The answer must consist of every line below containing "like".
━━━
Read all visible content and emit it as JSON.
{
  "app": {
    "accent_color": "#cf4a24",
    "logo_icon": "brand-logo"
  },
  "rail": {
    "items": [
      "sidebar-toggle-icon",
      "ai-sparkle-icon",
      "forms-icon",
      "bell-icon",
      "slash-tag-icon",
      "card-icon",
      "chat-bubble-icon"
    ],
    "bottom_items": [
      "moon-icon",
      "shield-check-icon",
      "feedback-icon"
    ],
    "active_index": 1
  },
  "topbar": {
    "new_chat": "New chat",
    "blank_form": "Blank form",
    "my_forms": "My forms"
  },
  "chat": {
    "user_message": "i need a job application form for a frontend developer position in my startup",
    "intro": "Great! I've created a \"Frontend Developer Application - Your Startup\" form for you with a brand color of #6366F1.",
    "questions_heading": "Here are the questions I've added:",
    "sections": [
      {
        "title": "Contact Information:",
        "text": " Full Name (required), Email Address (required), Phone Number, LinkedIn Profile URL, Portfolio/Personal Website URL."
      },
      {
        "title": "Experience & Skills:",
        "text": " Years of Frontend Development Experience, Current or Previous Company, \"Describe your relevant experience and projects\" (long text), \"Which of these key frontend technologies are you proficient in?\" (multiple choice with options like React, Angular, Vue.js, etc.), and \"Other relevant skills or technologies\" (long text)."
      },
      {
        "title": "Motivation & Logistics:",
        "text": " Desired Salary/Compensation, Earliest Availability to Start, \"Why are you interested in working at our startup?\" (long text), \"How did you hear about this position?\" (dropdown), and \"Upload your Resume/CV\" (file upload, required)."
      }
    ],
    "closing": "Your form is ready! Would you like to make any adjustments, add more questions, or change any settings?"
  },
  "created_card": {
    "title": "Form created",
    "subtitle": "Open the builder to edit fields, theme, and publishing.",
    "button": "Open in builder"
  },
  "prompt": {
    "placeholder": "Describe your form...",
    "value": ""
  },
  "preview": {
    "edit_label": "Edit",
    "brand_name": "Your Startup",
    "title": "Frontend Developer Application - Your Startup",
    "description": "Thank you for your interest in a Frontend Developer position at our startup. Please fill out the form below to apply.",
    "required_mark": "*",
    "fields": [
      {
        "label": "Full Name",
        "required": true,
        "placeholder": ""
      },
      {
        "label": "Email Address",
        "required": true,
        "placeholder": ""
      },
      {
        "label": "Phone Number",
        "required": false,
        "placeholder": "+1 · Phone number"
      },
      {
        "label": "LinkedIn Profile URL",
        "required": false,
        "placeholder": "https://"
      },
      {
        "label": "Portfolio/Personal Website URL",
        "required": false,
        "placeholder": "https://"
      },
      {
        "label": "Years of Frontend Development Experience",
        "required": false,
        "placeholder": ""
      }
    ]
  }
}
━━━
__Expected output__:
        "text": " Years of Frontend Development Experience, Current or Previous Company, \"Describe your relevant experience and projects\" (long text), \"Which of these key frontend technologies are you proficient in?\" (multiple choice with options like React, Angular, Vue.js, etc.), and \"Other relevant skills or technologies\" (long text)."
    "closing": "Your form is ready! Would you like to make any adjustments, add more questions, or change any settings?"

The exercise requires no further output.